WHAT YOU WILL DO >>
The result should be an exact copy of the entries that follow, with no pictures included.

-- EXTRACTED MATERIAL follows --

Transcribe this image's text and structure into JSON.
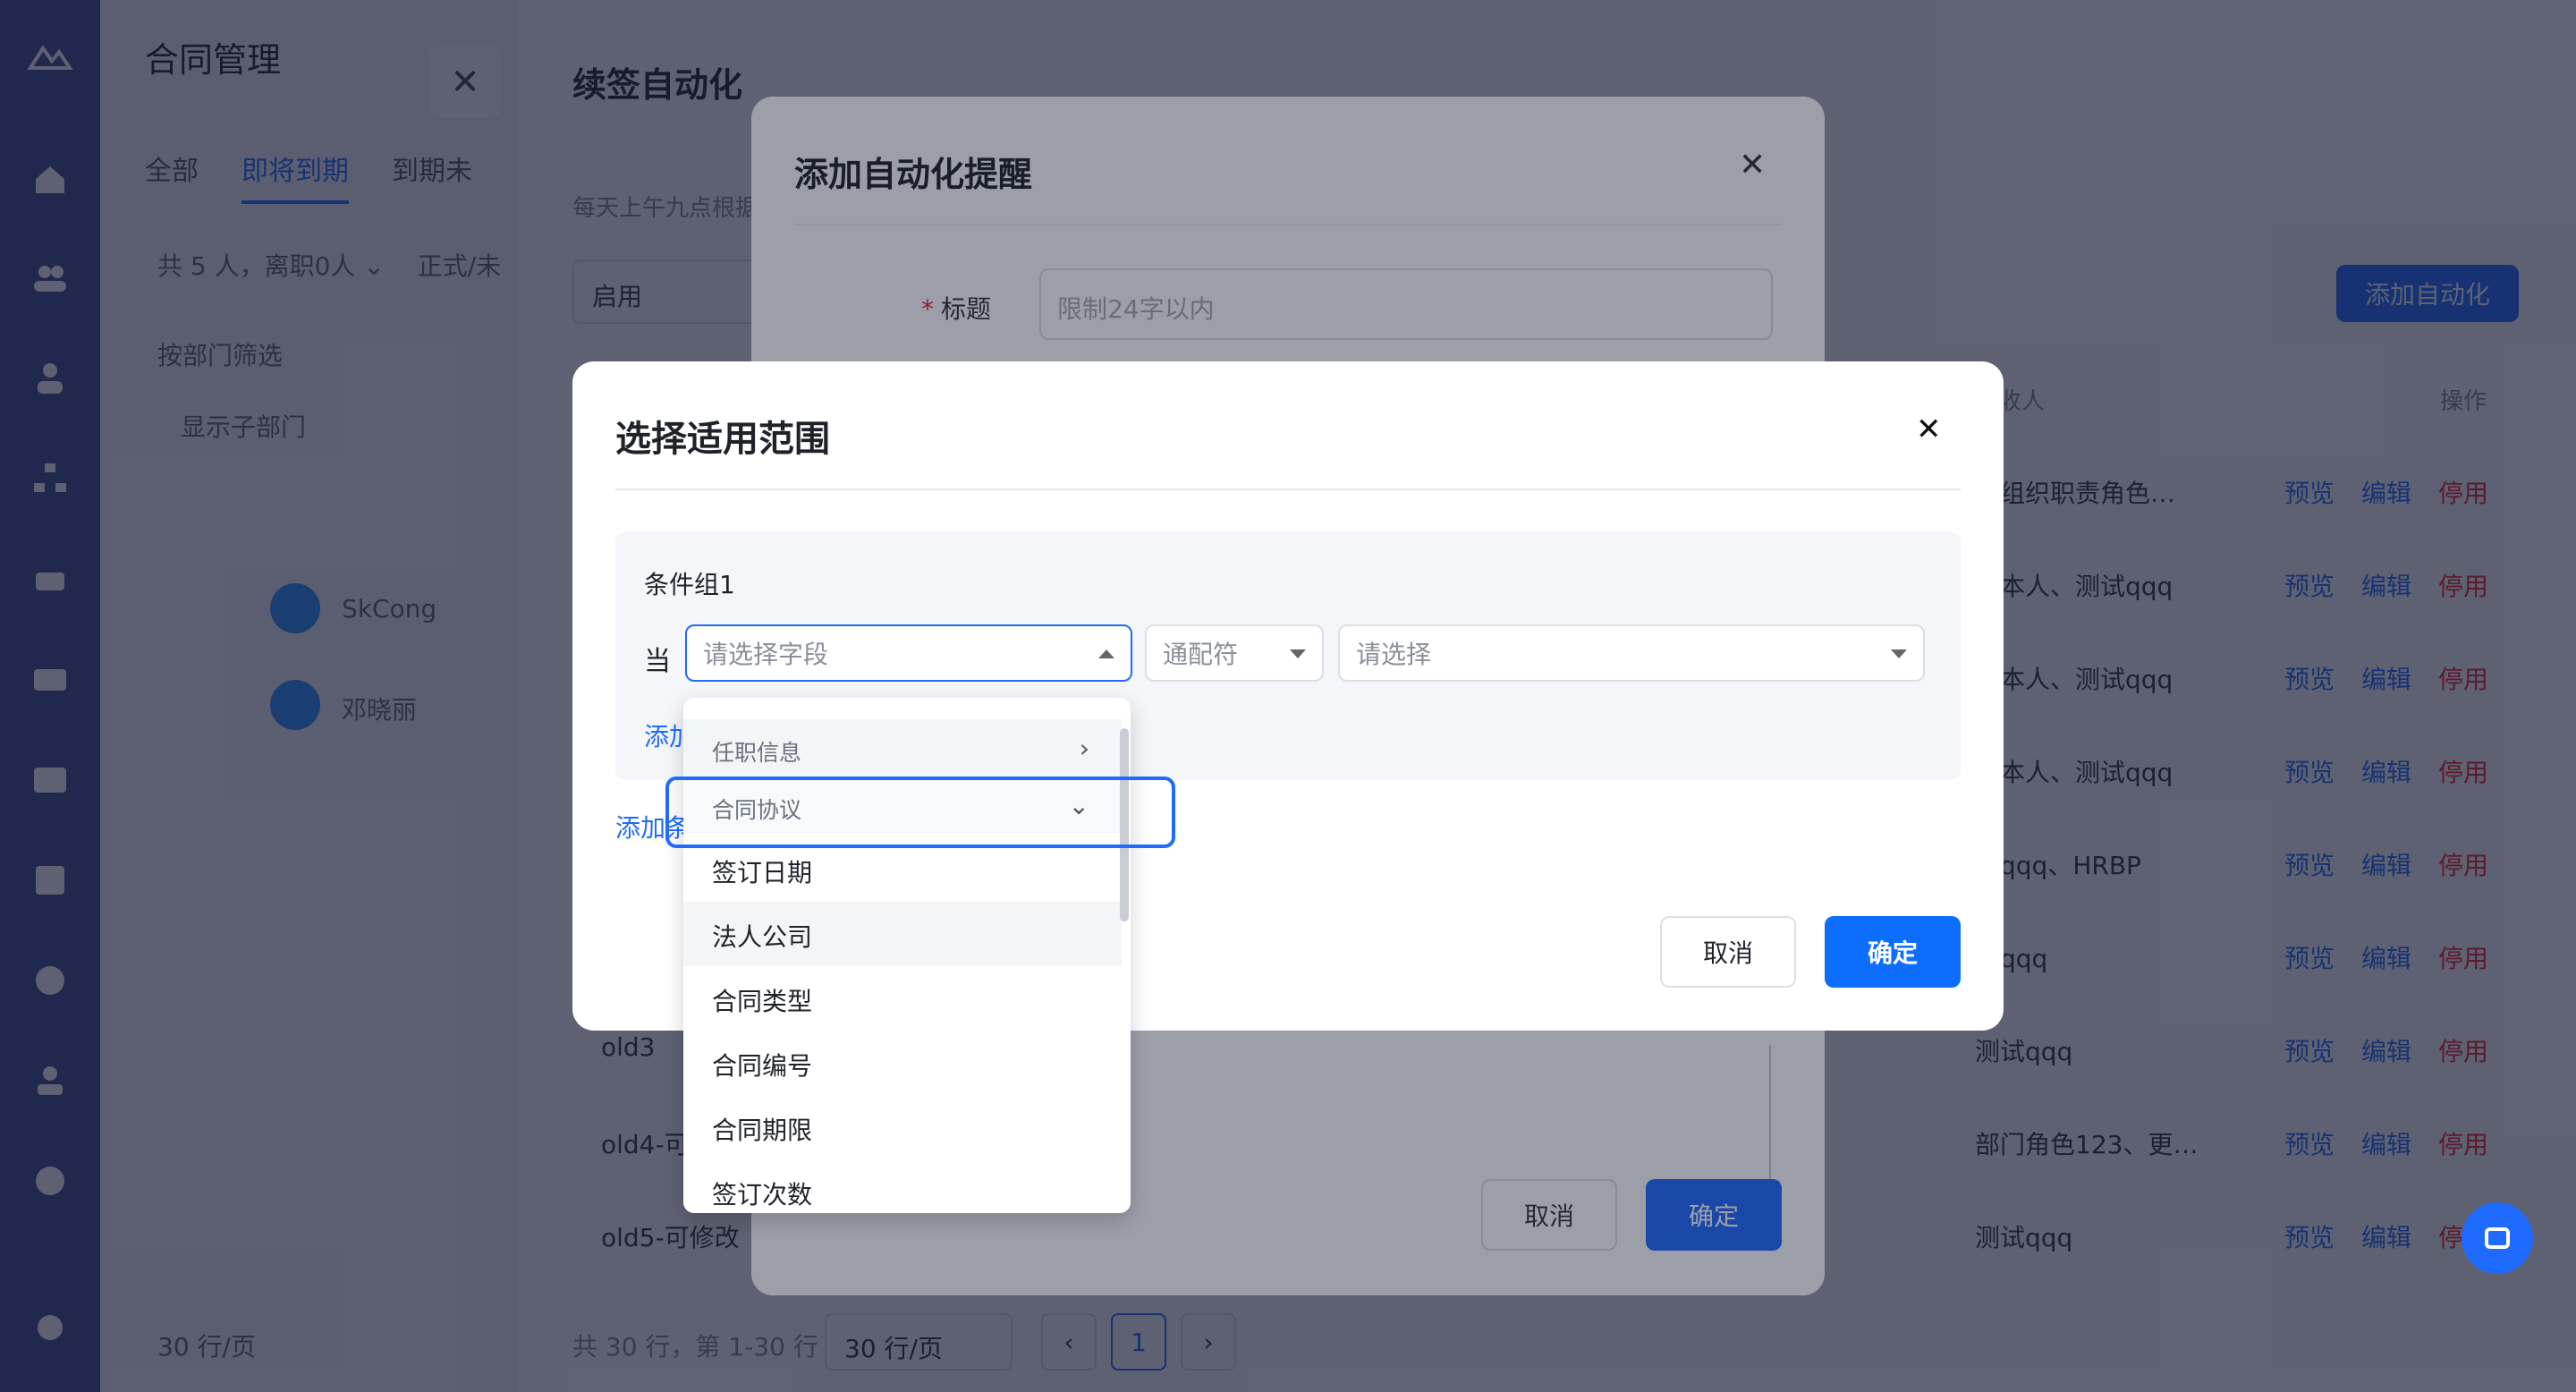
{
  "base": {
    "panel_title": "合同管理",
    "tabs": [
      "全部",
      "即将到期",
      "到期未"
    ],
    "filter_row": [
      "共 5 人，离职0人 ⌄",
      "正式/未"
    ],
    "left_rows": [
      "按部门筛选",
      "显示子部门"
    ],
    "people": [
      "SkCong",
      "邓晓丽"
    ],
    "page_title": "续签自动化",
    "hint": "每天上午九点根据",
    "status_select": "启用",
    "add_button": "添加自动化",
    "col_receiver": "接收人",
    "col_action": "操作",
    "rows": [
      {
        "name": "",
        "receiver": "建组织职责角色…"
      },
      {
        "name": "",
        "receiver": "工本人、测试qqq"
      },
      {
        "name": "",
        "receiver": "工本人、测试qqq"
      },
      {
        "name": "",
        "receiver": "工本人、测试qqq"
      },
      {
        "name": "",
        "receiver": "试qqq、HRBP"
      },
      {
        "name": "",
        "receiver": "试qqq"
      },
      {
        "name": "old3",
        "receiver": "测试qqq"
      },
      {
        "name": "old4-可",
        "receiver": "部门角色123、更…"
      },
      {
        "name": "old5-可修改",
        "receiver": "测试qqq"
      }
    ],
    "row_actions": {
      "preview": "预览",
      "edit": "编辑",
      "disable": "停用"
    },
    "pager_text": "共 30 行，第 1-30 行",
    "page_size": "30 行/页",
    "left_pager": "30 行/页",
    "current_page": "1"
  },
  "dialog_reminder": {
    "title": "添加自动化提醒",
    "title_label": "标题",
    "title_placeholder": "限制24字以内",
    "cancel": "取消",
    "confirm": "确定"
  },
  "dialog_scope": {
    "title": "选择适用范围",
    "group_title": "条件组1",
    "when_label": "当",
    "field_placeholder": "请选择字段",
    "operator_placeholder": "通配符",
    "value_placeholder": "请选择",
    "add_condition": "添加",
    "add_group": "添加条",
    "cancel": "取消",
    "confirm": "确定"
  },
  "dropdown": {
    "categories": [
      "任职信息",
      "合同协议"
    ],
    "options": [
      "签订日期",
      "法人公司",
      "合同类型",
      "合同编号",
      "合同期限",
      "签订次数"
    ]
  },
  "colors": {
    "accent": "#1f6bff",
    "danger": "#f5222d",
    "sidebar": "#3d4f8c"
  }
}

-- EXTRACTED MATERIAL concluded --

OUTPUT >>
Transcribe this image's text and structure into JSON.
{
  "base": {
    "panel_title": "合同管理",
    "tabs": [
      "全部",
      "即将到期",
      "到期未"
    ],
    "filter_row": [
      "共 5 人，离职0人 ⌄",
      "正式/未"
    ],
    "left_rows": [
      "按部门筛选",
      "显示子部门"
    ],
    "people": [
      "SkCong",
      "邓晓丽"
    ],
    "page_title": "续签自动化",
    "hint": "每天上午九点根据",
    "status_select": "启用",
    "add_button": "添加自动化",
    "col_receiver": "接收人",
    "col_action": "操作",
    "rows": [
      {
        "name": "",
        "receiver": "建组织职责角色…"
      },
      {
        "name": "",
        "receiver": "工本人、测试qqq"
      },
      {
        "name": "",
        "receiver": "工本人、测试qqq"
      },
      {
        "name": "",
        "receiver": "工本人、测试qqq"
      },
      {
        "name": "",
        "receiver": "试qqq、HRBP"
      },
      {
        "name": "",
        "receiver": "试qqq"
      },
      {
        "name": "old3",
        "receiver": "测试qqq"
      },
      {
        "name": "old4-可",
        "receiver": "部门角色123、更…"
      },
      {
        "name": "old5-可修改",
        "receiver": "测试qqq"
      }
    ],
    "row_actions": {
      "preview": "预览",
      "edit": "编辑",
      "disable": "停用"
    },
    "pager_text": "共 30 行，第 1-30 行",
    "page_size": "30 行/页",
    "left_pager": "30 行/页",
    "current_page": "1"
  },
  "dialog_reminder": {
    "title": "添加自动化提醒",
    "title_label": "标题",
    "title_placeholder": "限制24字以内",
    "cancel": "取消",
    "confirm": "确定"
  },
  "dialog_scope": {
    "title": "选择适用范围",
    "group_title": "条件组1",
    "when_label": "当",
    "field_placeholder": "请选择字段",
    "operator_placeholder": "通配符",
    "value_placeholder": "请选择",
    "add_condition": "添加",
    "add_group": "添加条",
    "cancel": "取消",
    "confirm": "确定"
  },
  "dropdown": {
    "categories": [
      "任职信息",
      "合同协议"
    ],
    "options": [
      "签订日期",
      "法人公司",
      "合同类型",
      "合同编号",
      "合同期限",
      "签订次数"
    ]
  },
  "colors": {
    "accent": "#1f6bff",
    "danger": "#f5222d",
    "sidebar": "#3d4f8c"
  }
}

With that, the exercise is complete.